  • Always encrypt your emails. Never click on an unknown link, and never download files or open email attachments from unknown senders. Unfortunately, this is equally true in a business context. If you don’t know the contact, you didn’t ask for the file, or you didn’t personally agree to receive the file – then step carefully. Naturally, we’re not talking about everyday interaction with customers here. We’re talking about attachments to unsolicited advertising mail – and this applies most particularly to any junk mail that lands in your spam file. These are particularly dangerous and you should proceed with the utmost caution.
  • Make sure your connections are safe, and only complete online transactions on websites that use https.
  • Never disclose personal details over the phone. Distrust any email that urges you to contact a particular phone number in order to update personal details.
  • Never disclose personal or financial information in an email.
  • Distrust all online forms that request personal details, even if the email or website in question seems authentic. Phishing websites are often exact copies of real websites.
  • Use spam filters, anti-virus software and firewalls, and make sure your systems are always up to date.
  • If you use social networks, never trust a stranger. Restrict the amount of personal information you disclose. Never upload personal information such as upcoming holiday plans or photos of your house. Any details you share can be used to steal your identity.
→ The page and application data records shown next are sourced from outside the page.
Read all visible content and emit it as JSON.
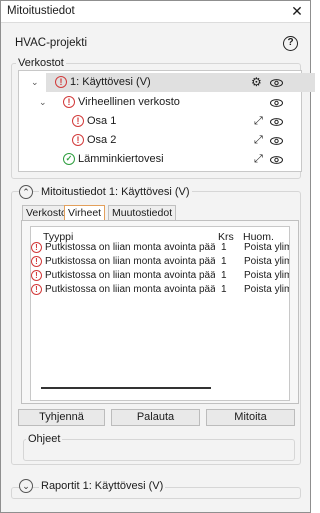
{
  "window": {
    "title": "Mitoitustiedot",
    "close_glyph": "✕"
  },
  "project": {
    "label": "HVAC-projekti",
    "help_glyph": "?"
  },
  "networks": {
    "group_label": "Verkostot",
    "items": [
      {
        "label": "1: Käyttövesi (V)",
        "status": "error"
      },
      {
        "label": "Virheellinen verkosto",
        "status": "error"
      },
      {
        "label": "Osa 1",
        "status": "error"
      },
      {
        "label": "Osa 2",
        "status": "error"
      },
      {
        "label": "Lämminkiertovesi",
        "status": "ok"
      }
    ]
  },
  "details": {
    "header": "Mitoitustiedot  1: Käyttövesi (V)",
    "tabs": [
      {
        "label": "Verkosto"
      },
      {
        "label": "Virheet",
        "active": true
      },
      {
        "label": "Muutostiedot"
      }
    ],
    "table": {
      "columns": [
        "Tyyppi",
        "Krs",
        "Huom."
      ],
      "rows": [
        {
          "type": "Putkistossa on liian monta avointa päätä",
          "floor": "1",
          "note": "Poista ylim"
        },
        {
          "type": "Putkistossa on liian monta avointa päätä",
          "floor": "1",
          "note": "Poista ylim"
        },
        {
          "type": "Putkistossa on liian monta avointa päätä",
          "floor": "1",
          "note": "Poista ylim"
        },
        {
          "type": "Putkistossa on liian monta avointa päätä",
          "floor": "1",
          "note": "Poista ylim"
        }
      ]
    },
    "buttons": {
      "clear": "Tyhjennä",
      "restore": "Palauta",
      "size": "Mitoita"
    },
    "instructions_label": "Ohjeet"
  },
  "reports": {
    "header": "Raportit  1: Käyttövesi (V)"
  },
  "colors": {
    "error": "#d23b3b",
    "ok": "#2e9e3e",
    "active_tab_border": "#e3a05c"
  },
  "icons": {
    "error": "exclamation-circle-icon",
    "ok": "check-circle-icon",
    "eye": "eye-icon",
    "gear": "gear-icon",
    "expand": "diagonal-arrows-icon"
  }
}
These measures – or basic rules – create a solid basis for handling information securely. Stay on the ball, and read the latest blogs and websites on security issues to find out about the most recent tricks and threats.

BYOD security

The precautionary measures detailed above are particularly relevant given the trend for companies to allow employees – almost as a matter of course – to use their personal mobile devices for business purposes.

This trend has various advantages, but also distinct disadvantages. One advantage, of course, is that using a private device saves time and money. You don’t have to spend time or money buying the device, because it’s already there – added to which, the employee already knows how to use it.

The disadvantage: few employees subject their devices to the same rigorous security standards that apply in the business environment. Passwords may be unsafe, the user may download apps from unknown sources, and the device may be borrowed by a friend or family member. All these pose security risks when one and the same device is used both professionally and privately.

Technological precautions can’t prevent social engineering. But applied wisely, they can make social engineering less likely to succeed. And above all, they can minimise the aftermath in the event of a successful attack. At the same time, you need to have a certain basic level of technological protection in place. Because if your employee’s mobile device falls into the hands of an attacker, it can be used as a weapon against you.

The Materna Virtual Solution approach

Materna Virtual Solution offers technological measures which considerably increase your level of protection for mobile work. The SecurePIM container app enables you to create separate virtual environments on your employee’s mobile device. These completely decouple business content from private content. Hence, if the device has security gaps, they will no longer affect the security of your company.  SecurePIM does not affect the operating system or any private applications on the device; these cannot interact with the company IT.